  4. Jia Ahmed, MD, MPH – Research Associate, Johns Hopkins Bloomberg School of Public Health
  5. Maria Aristigueta, DPA – Dean, Joseph R. Biden, Jr. School of Public Policy and Administration, University of Delaware
  6. John J. Bartrum – Chief Executive Officer of Brightstar Innovations Group and USAF Brig Gen, Mobilization Assistant to the Air Force Surgeon General
  7. Georges Benjamin, MD – Executive Director, American Public Health Association
  8. Jonathan Freedman, MSPH – Vice President, Health Management Associates
  9. Susan Gooden, PhD – Dean and Professor, Public Administration and Policy, Wilder School of Government and Public Affairs, Virginia Commonwealth University
  10. Marc Holzer, PhD – Professor, Suffolk University
  11. John Kirlin, PhD – Distinguished Professor of Public Policy and Founding Director, Public Policy Programs, McGeorge School of Law, University of the Pacific
  12. Lauren Larson, MPP – State Budget Director, Office of State Planning and Budgeting, State of Colorado Governor’s Office
  13. Gene Migliaccio, DrPH – Associate Dean and Professor, Milken Institute, School of Public Health, George Washington University.
  14. Stephanie P. Newbold, PhD – Associate Professor, School of Public Affairs & Administration, Rutgers University-Newark
  15. Rear Admiral (retired) Deborah Parham Hopson – The MayaTech Corporation
  16. Courtney Phillips, PhD – Secretary, Louisiana Department of Health
  17. Josh Sharfstein, MD, MPH – Professor and Vice Dean, Bloomberg School of Public Health, Johns Hopkins University
  18. Vikki Wachino, MPP – Principal, Viaduct Consulting, LLC

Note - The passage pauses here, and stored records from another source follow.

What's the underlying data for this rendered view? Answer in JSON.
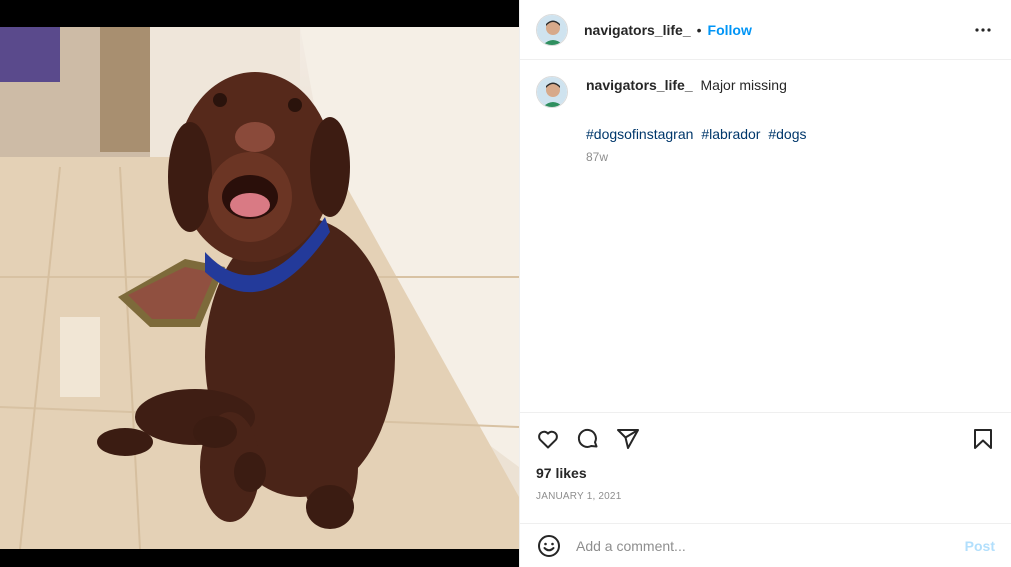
{
  "post": {
    "username": "navigators_life_",
    "separator": "•",
    "follow_label": "Follow",
    "image_alt": "Chocolate labrador sitting on a wooden floor against a wall"
  },
  "caption": {
    "username": "navigators_life_",
    "text": "Major missing",
    "hashtags": [
      "#dogsofinstagran",
      "#labrador",
      "#dogs"
    ],
    "age": "87w"
  },
  "stats": {
    "likes": "97 likes",
    "date": "JANUARY 1, 2021"
  },
  "comment": {
    "placeholder": "Add a comment...",
    "post_label": "Post"
  },
  "icons": {
    "more": "more-options-icon",
    "like": "heart-icon",
    "comment": "comment-icon",
    "share": "share-icon",
    "save": "bookmark-icon",
    "emoji": "emoji-icon"
  },
  "colors": {
    "follow": "#0095f6",
    "hashtag": "#00376b",
    "muted": "#8e8e8e",
    "post_disabled": "#b2dffc"
  }
}
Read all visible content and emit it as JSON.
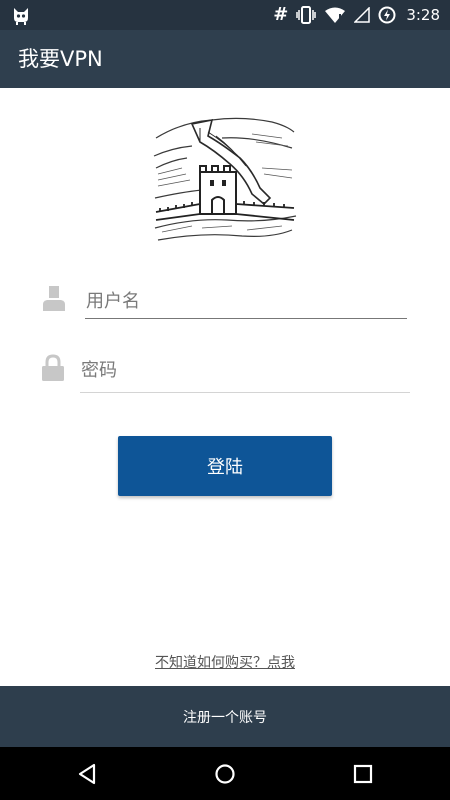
{
  "status_bar": {
    "time": "3:28",
    "hash_symbol": "#",
    "icons": [
      "cat-notification-icon",
      "vibrate-icon",
      "wifi-icon",
      "signal-icon",
      "battery-icon"
    ]
  },
  "app_bar": {
    "title": "我要VPN"
  },
  "logo": {
    "name": "great-wall-logo"
  },
  "form": {
    "username_placeholder": "用户名",
    "password_placeholder": "密码",
    "login_label": "登陆"
  },
  "buy_link": "不知道如何购买？点我",
  "register_label": "注册一个账号",
  "colors": {
    "status_bar": "#263340",
    "app_bar": "#2f3f4e",
    "primary_button": "#0e5597",
    "register_bar": "#2e3e4d"
  },
  "nav_bar": {
    "icons": [
      "back-icon",
      "home-icon",
      "recents-icon"
    ]
  }
}
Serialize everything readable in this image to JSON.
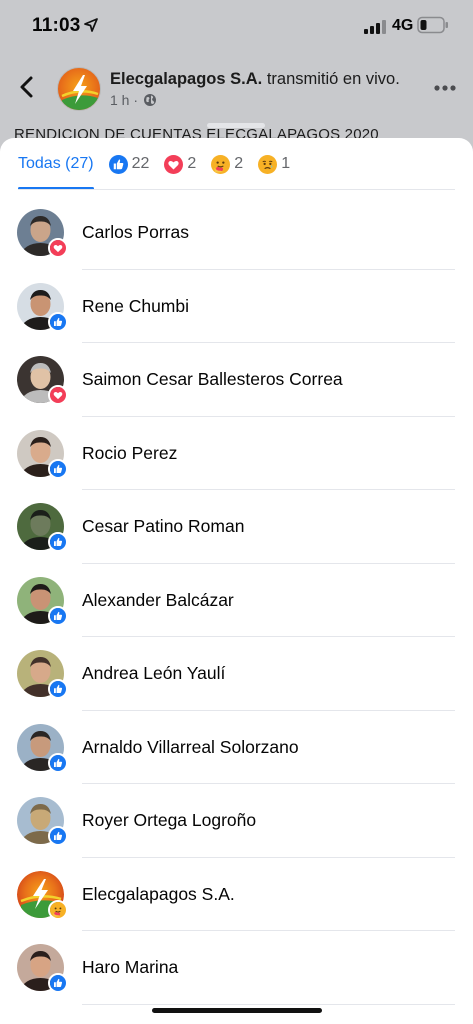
{
  "status_bar": {
    "time": "11:03",
    "network": "4G"
  },
  "post": {
    "page_name": "Elecgalapagos S.A.",
    "action": " transmitió en vivo.",
    "time_ago": "1 h ·",
    "peek_text": "RENDICION DE CUENTAS ELECGALAPAGOS 2020"
  },
  "tabs": [
    {
      "label": "Todas (27)",
      "type": "all"
    },
    {
      "label": "22",
      "type": "like"
    },
    {
      "label": "2",
      "type": "love"
    },
    {
      "label": "2",
      "type": "care"
    },
    {
      "label": "1",
      "type": "sad"
    }
  ],
  "people": [
    {
      "name": "Carlos Porras",
      "reaction": "love"
    },
    {
      "name": "Rene Chumbi",
      "reaction": "like"
    },
    {
      "name": "Saimon Cesar Ballesteros Correa",
      "reaction": "love"
    },
    {
      "name": "Rocio Perez",
      "reaction": "like"
    },
    {
      "name": "Cesar Patino Roman",
      "reaction": "like"
    },
    {
      "name": "Alexander Balcázar",
      "reaction": "like"
    },
    {
      "name": "Andrea León Yaulí",
      "reaction": "like"
    },
    {
      "name": "Arnaldo Villarreal Solorzano",
      "reaction": "like"
    },
    {
      "name": "Royer Ortega Logroño",
      "reaction": "like"
    },
    {
      "name": "Elecgalapagos S.A.",
      "reaction": "care"
    },
    {
      "name": "Haro Marina",
      "reaction": "like"
    }
  ],
  "colors": {
    "accent": "#1877f2",
    "like": "#1877f2",
    "love": "#f33e58",
    "care": "#f7b125",
    "sad": "#f7b125"
  },
  "icons": [
    "back-arrow-icon",
    "globe-icon",
    "more-icon",
    "like-icon",
    "love-icon",
    "care-icon",
    "sad-icon",
    "location-arrow-icon",
    "signal-icon",
    "battery-icon"
  ]
}
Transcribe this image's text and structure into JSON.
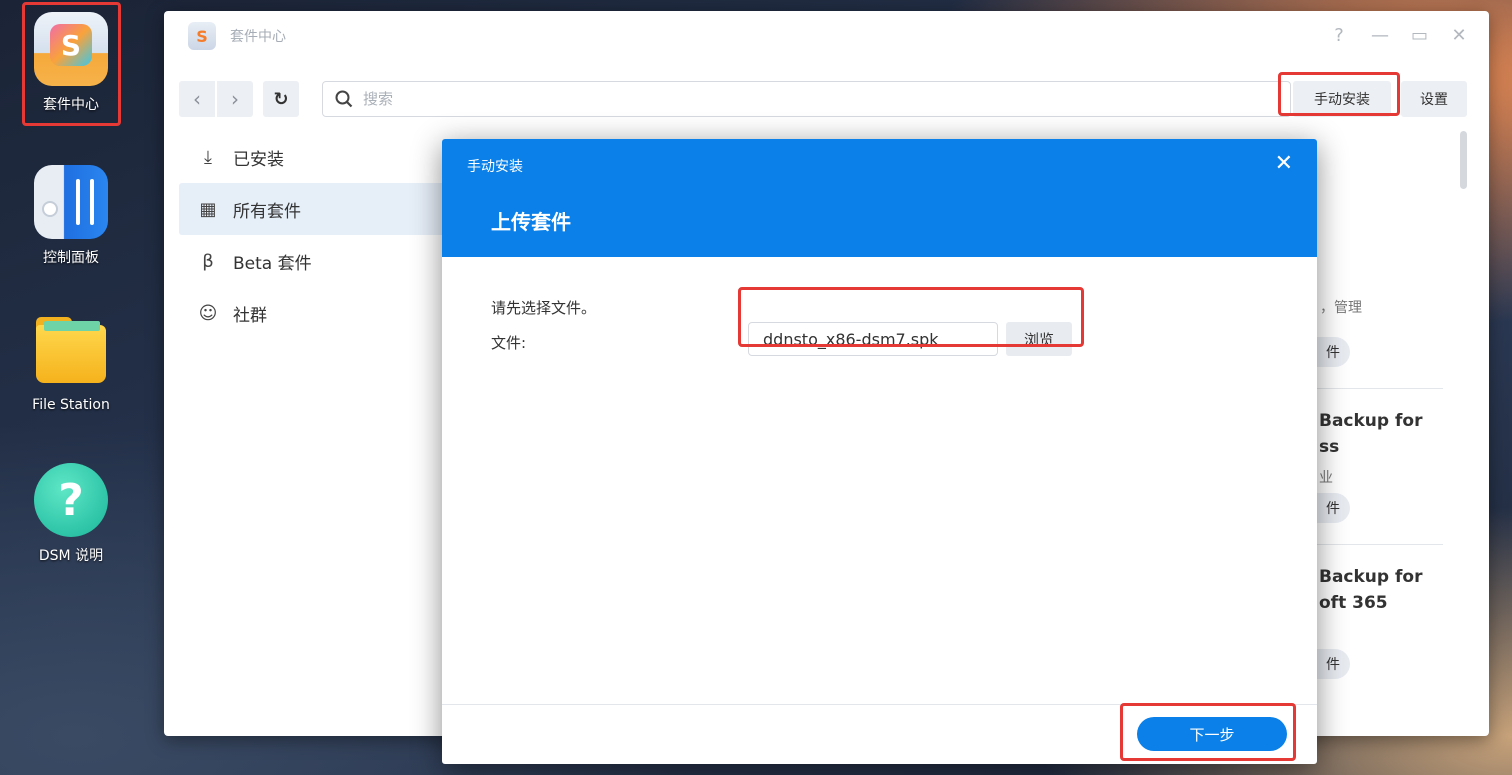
{
  "desktop": {
    "icons": [
      {
        "label": "套件中心"
      },
      {
        "label": "控制面板"
      },
      {
        "label": "File Station"
      },
      {
        "label": "DSM 说明"
      }
    ]
  },
  "window": {
    "title": "套件中心",
    "controls": {
      "help": "?",
      "minimize": "—",
      "maximize": "▭",
      "close": "✕"
    },
    "toolbar": {
      "search_placeholder": "搜索",
      "manual_install": "手动安装",
      "settings": "设置"
    },
    "sidebar": {
      "items": [
        {
          "label": "已安装"
        },
        {
          "label": "所有套件"
        },
        {
          "label": "Beta 套件"
        },
        {
          "label": "社群"
        }
      ]
    },
    "partial_cards": [
      {
        "line1": "，管理",
        "action": "件"
      },
      {
        "line1": "Backup for",
        "line2": "ss",
        "line3": "业",
        "action": "件"
      },
      {
        "line1": "Backup for",
        "line2": "oft 365",
        "action": "件"
      }
    ]
  },
  "modal": {
    "header_small": "手动安装",
    "header_title": "上传套件",
    "hint": "请先选择文件。",
    "file_label": "文件:",
    "file_value": "ddnsto_x86-dsm7.spk",
    "browse": "浏览",
    "next": "下一步"
  },
  "colors": {
    "accent": "#0a80e8",
    "highlight": "#e53935"
  }
}
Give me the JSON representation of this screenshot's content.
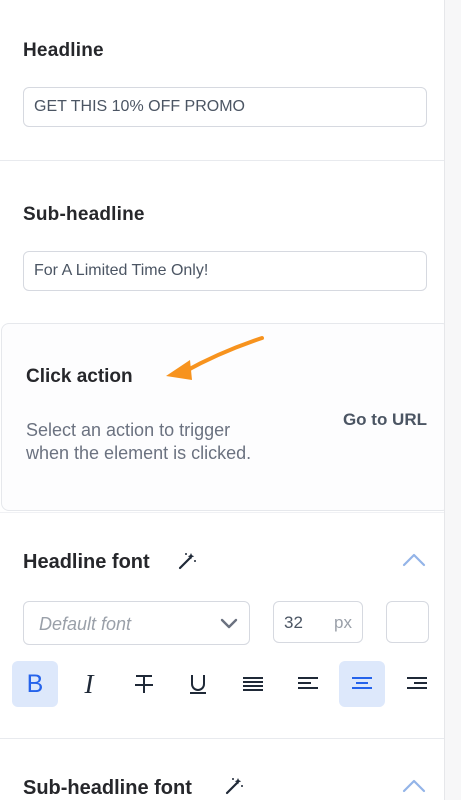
{
  "headline": {
    "label": "Headline",
    "value": "GET THIS 10% OFF PROMO"
  },
  "subheadline": {
    "label": "Sub-headline",
    "value": "For A Limited Time Only!"
  },
  "click_action": {
    "title": "Click action",
    "description": "Select an action to trigger when the element is clicked.",
    "selected": "Go to URL"
  },
  "headline_font": {
    "title": "Headline font",
    "font_placeholder": "Default font",
    "size": "32",
    "unit": "px",
    "formatting": {
      "bold": "B",
      "italic": "I"
    }
  },
  "subheadline_font": {
    "title": "Sub-headline font"
  },
  "colors": {
    "accent": "#3b82f6",
    "active_bg": "#dde8fb",
    "arrow": "#f7931e"
  }
}
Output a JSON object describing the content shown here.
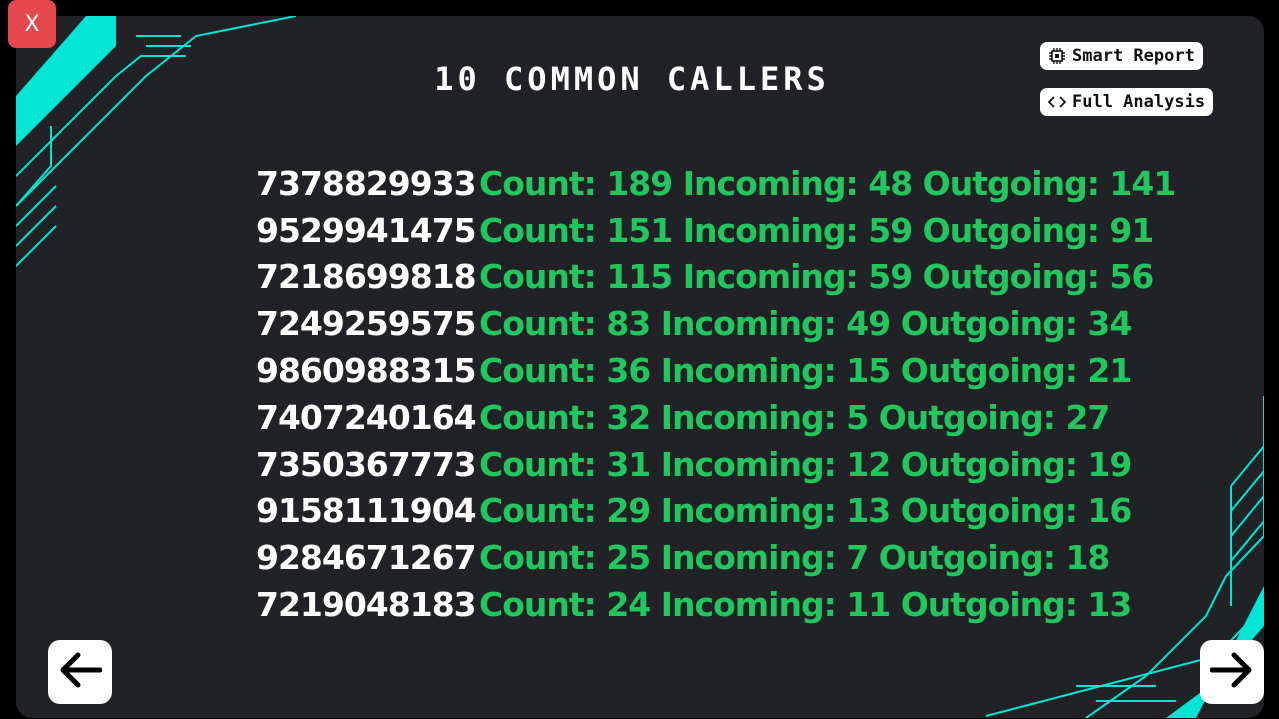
{
  "close_label": "X",
  "title": "10 COMMON CALLERS",
  "actions": {
    "smart_report": "Smart Report",
    "full_analysis": "Full Analysis"
  },
  "callers": [
    {
      "number": "7378829933",
      "count": "Count: 189",
      "incoming": "Incoming: 48",
      "outgoing": "Outgoing: 141"
    },
    {
      "number": "9529941475",
      "count": "Count: 151",
      "incoming": "Incoming: 59",
      "outgoing": "Outgoing: 91"
    },
    {
      "number": "7218699818",
      "count": "Count: 115",
      "incoming": "Incoming: 59",
      "outgoing": "Outgoing: 56"
    },
    {
      "number": "7249259575",
      "count": "Count: 83",
      "incoming": "Incoming: 49",
      "outgoing": "Outgoing: 34"
    },
    {
      "number": "9860988315",
      "count": "Count: 36",
      "incoming": "Incoming: 15",
      "outgoing": "Outgoing: 21"
    },
    {
      "number": "7407240164",
      "count": "Count: 32",
      "incoming": "Incoming: 5",
      "outgoing": "Outgoing: 27"
    },
    {
      "number": "7350367773",
      "count": "Count: 31",
      "incoming": "Incoming: 12",
      "outgoing": "Outgoing: 19"
    },
    {
      "number": "9158111904",
      "count": "Count: 29",
      "incoming": "Incoming: 13",
      "outgoing": "Outgoing: 16"
    },
    {
      "number": "9284671267",
      "count": "Count: 25",
      "incoming": "Incoming: 7",
      "outgoing": "Outgoing: 18"
    },
    {
      "number": "7219048183",
      "count": "Count: 24",
      "incoming": "Incoming: 11",
      "outgoing": "Outgoing: 13"
    }
  ],
  "colors": {
    "accent": "#00e5d4",
    "count_text": "#22c55e",
    "close": "#e5484d",
    "panel": "#212226"
  },
  "icons": {
    "close": "x-icon",
    "smart_report": "chip-icon",
    "full_analysis": "code-icon",
    "prev": "arrow-left-icon",
    "next": "arrow-right-icon"
  }
}
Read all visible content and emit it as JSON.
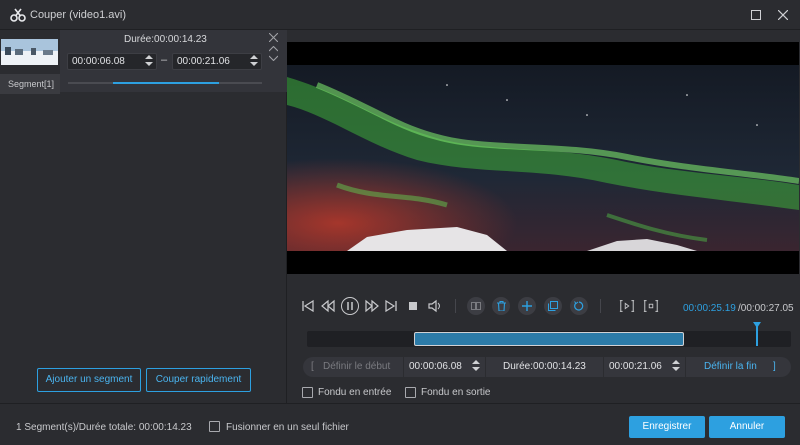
{
  "window": {
    "title": "Couper (video1.avi)",
    "maximize_icon": "square-icon",
    "close_icon": "close-icon"
  },
  "segment": {
    "label": "Segment[1]",
    "duration_label": "Durée:00:00:14.23",
    "start_time": "00:00:06.08",
    "end_time": "00:00:21.06",
    "dash": "–",
    "progress_start": 0.23,
    "progress_end": 0.78
  },
  "left_buttons": {
    "add_segment": "Ajouter un segment",
    "quick_split": "Couper rapidement"
  },
  "player": {
    "current_time": "00:00:25.19",
    "total_time": "/00:00:27.05",
    "playhead_fraction": 0.93
  },
  "trim": {
    "set_start": "Définir le début",
    "start_value": "00:00:06.08",
    "duration": "Durée:00:00:14.23",
    "end_value": "00:00:21.06",
    "set_end": "Définir la fin",
    "bracket_left": "[",
    "bracket_right": "]"
  },
  "options": {
    "fade_in": "Fondu en entrée",
    "fade_out": "Fondu en sortie",
    "merge": "Fusionner en un seul fichier"
  },
  "footer": {
    "info": "1 Segment(s)/Durée totale: 00:00:14.23",
    "save": "Enregistrer",
    "cancel": "Annuler"
  },
  "colors": {
    "accent": "#2da0e0",
    "background": "#2b2c30"
  }
}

Kenneth W. Kizer, MD, MPH, is the Chief Health Care Transformation Officer and Senior Executive Vice President at Atlas Research. Rich Callahan, DPA, is a Professor in the Master of Public Health Program at the University of San Francisco. They are both Fellows of the Academy and Co-Chairs of the Working Group on the Intergovernmental Dimensions of the COVID-19 Pandemic.